For two years, he says, he had been holding back information about the senseless killings of a police officer and a social worker near the west-side heroin market where he worked. Scott said he knew who was responsible: his former friend and boss Jason Austin.
But Scott was in a perilous spot.
He had already been threatened by Austin's brother. If he talked to police, Scott, his family, and other witnesses could be hurt.
Yet without cooperating, he could face more than 25 years in prison, away from his two young children. And he would have to keep carrying around what he knew about the killing.
Word got out, as Scott knew it would, and associates of Austin ordered a hit on him, according to court testimony. But Scott continued to cooperate over the next four years. His statements—and later his court testimony—helped the government send Austin away for 35 years. Austin's drug and gun source was also convicted, along with other members of their drug organization.
In return for his help, Scott himself received a relatively light sentence from federal Judge Joan Lefkow on Wednesday: five and a half years in prison. He's already served more than three years.
"I think you were courageous," Lefkow told Scott. "I know you did this at risk to yourself and your family, and I think you should be rewarded."
Scott, 28, is built like a power forward, and he was raised amid tough gang-controlled drug markets on Chicago's west side. But the proceedings were briefly halted so he could leave the courtroom to collect himself. Offered the chance to speak, he said he'd grown up without a father or any guidance from mentors. He apologized for not helping the murder investigation sooner.
"I would like to tell the families of Kathryn Romberg and Robert Soto that I'm sorry I didn't come forward immediately," he said. "They didn't deserve what they got. But it wasn't really my choice. There were a lot of things that were going to happen to other people if I did. I didn't want that to happen either."
Scott's sentencing ends a winding case that started in the early hours of August 13, 2008, when Romberg and Soto were shot and killed while sitting in a parked car near Franklin and Sacramento. The saga offers a glimpse of how powerful and dangerous the drug trade has become in some depressed areas of the city, and the limits of the criminal justice system to confront it.
Minutes after the shooting, police swarmed the scene and began interviewing people who may have heard or seen anything. Among them was Terrance Scott, Jeffrey's younger brother. Over the next several days in police custody, Terrance Scott's account of that night shifted, until he said he'd been with Austin when Austin saw the couple in the car. Mistaking Soto for a rival of his, Austin had shot them both, Terrance Scott said.
But later Terrance changed that story too, saying the cops had coerced him into implicating Austin. He eventually went back and forth again.
Jeffrey Scott also gave police contradictory statements in the days after the murder. Initially he said his brother had been with him the night of the slayings. Then he said his brother had indeed seen the shootings, and that Austin himself talked about them the morning after.

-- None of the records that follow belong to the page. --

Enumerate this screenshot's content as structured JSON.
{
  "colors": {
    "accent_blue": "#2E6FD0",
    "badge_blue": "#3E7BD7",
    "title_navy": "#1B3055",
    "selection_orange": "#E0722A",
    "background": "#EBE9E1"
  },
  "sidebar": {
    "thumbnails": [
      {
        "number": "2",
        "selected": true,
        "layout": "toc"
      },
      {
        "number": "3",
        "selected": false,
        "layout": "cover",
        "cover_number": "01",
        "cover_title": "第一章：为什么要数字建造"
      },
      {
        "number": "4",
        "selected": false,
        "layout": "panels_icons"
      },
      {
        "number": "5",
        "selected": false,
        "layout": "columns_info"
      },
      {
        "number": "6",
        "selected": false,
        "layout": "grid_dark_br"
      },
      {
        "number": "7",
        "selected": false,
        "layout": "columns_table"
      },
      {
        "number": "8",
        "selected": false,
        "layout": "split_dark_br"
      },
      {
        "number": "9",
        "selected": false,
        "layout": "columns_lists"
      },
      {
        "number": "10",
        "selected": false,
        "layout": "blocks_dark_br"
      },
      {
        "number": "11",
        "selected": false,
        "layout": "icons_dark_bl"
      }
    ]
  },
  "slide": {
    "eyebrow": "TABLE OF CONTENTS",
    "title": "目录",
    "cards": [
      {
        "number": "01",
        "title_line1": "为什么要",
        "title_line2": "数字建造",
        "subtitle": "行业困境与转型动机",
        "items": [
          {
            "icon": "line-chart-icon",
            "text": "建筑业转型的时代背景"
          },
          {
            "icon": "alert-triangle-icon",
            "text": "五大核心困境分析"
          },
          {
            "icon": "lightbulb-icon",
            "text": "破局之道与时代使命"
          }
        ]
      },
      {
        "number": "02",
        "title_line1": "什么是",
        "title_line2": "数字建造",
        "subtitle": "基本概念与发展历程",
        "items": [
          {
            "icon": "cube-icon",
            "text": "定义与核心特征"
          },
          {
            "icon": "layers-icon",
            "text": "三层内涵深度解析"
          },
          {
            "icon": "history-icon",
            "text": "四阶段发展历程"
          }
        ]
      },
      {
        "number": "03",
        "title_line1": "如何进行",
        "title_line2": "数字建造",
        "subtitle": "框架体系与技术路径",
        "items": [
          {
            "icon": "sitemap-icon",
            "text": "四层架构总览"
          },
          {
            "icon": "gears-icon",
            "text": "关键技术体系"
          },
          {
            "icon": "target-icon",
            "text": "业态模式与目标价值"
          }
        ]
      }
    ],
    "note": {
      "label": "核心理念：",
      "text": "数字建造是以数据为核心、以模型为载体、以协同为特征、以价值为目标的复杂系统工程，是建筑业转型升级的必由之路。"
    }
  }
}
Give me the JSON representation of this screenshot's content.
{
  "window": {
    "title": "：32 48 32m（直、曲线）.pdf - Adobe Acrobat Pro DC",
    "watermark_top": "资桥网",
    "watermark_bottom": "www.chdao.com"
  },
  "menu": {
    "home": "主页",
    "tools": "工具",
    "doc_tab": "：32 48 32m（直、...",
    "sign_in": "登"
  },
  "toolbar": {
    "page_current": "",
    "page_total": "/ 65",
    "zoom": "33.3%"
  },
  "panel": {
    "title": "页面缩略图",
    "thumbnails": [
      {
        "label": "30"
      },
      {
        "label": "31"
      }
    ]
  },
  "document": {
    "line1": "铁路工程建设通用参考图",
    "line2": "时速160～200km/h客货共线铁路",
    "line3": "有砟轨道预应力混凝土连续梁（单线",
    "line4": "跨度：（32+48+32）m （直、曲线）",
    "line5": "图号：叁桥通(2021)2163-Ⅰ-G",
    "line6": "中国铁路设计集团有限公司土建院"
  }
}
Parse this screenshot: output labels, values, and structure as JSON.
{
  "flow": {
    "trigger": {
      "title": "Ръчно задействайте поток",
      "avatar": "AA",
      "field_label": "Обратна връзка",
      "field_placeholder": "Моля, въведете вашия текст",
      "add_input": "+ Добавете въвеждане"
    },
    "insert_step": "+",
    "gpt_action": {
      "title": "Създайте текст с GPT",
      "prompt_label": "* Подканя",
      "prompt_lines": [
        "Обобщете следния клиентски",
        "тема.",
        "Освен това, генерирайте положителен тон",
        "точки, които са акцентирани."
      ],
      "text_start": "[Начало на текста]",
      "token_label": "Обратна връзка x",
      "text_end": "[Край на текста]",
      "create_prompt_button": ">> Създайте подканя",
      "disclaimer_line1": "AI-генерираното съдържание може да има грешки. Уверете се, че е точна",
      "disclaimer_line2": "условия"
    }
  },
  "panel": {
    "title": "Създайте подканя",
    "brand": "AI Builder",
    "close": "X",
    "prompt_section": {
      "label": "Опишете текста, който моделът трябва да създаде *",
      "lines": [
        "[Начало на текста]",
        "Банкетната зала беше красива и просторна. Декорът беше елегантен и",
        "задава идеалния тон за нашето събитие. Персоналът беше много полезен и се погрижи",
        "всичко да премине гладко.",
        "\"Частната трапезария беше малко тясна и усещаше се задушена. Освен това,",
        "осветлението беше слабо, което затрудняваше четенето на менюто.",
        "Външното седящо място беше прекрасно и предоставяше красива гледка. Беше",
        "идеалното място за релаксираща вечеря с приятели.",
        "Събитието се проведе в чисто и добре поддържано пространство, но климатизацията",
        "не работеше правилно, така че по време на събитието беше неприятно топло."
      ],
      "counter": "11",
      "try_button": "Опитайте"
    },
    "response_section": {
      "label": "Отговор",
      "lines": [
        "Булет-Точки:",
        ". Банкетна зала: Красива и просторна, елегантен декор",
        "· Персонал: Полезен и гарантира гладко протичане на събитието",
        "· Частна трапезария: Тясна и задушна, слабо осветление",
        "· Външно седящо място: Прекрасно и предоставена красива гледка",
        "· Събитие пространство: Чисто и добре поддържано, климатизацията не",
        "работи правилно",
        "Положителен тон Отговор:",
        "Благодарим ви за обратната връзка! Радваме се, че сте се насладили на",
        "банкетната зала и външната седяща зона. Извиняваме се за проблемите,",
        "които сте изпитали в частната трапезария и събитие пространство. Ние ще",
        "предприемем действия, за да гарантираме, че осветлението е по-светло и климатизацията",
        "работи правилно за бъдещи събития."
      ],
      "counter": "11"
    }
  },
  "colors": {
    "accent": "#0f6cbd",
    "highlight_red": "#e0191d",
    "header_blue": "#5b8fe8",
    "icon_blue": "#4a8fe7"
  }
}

"He handed me some marijuana and a cigar to roll," Jeffrey Scott testified at Austin's sentencing. "He said, 'Man, I effed up. I didn't know it was a cop and a lady.'"
Scott said he and his brother changed their statements because Austin's brother threatened to kill them if they didn't. But Austin's defense attorneys slammed the Scotts as self-serving liars.
After a number of witnesses proved unreliable, authorities were forced to drop their murder case against Austin. Instead, the FBI joined police in an undercover investigation that led to the 2010 arrests of Austin, the Scotts, and more than two dozen others for distributing heroin and crack near Kedzie and Ohio in West Humboldt Park.
Jeffrey Scott pleaded guilty in 2012. Austin was convicted that same year and sentenced last summer.
"I wish I could take it all back and do something positive, but I can't," Jeffrey Scott told Lefkow on Wednesday.
The judge told him he had started to do just that with his cooperation. She noted that it would be dangerous for him to return to the drug trade even if he were tempted to, and urged him to use his time in prison to prepare for work in the legal economy. "You can go on living a long law-abiding life."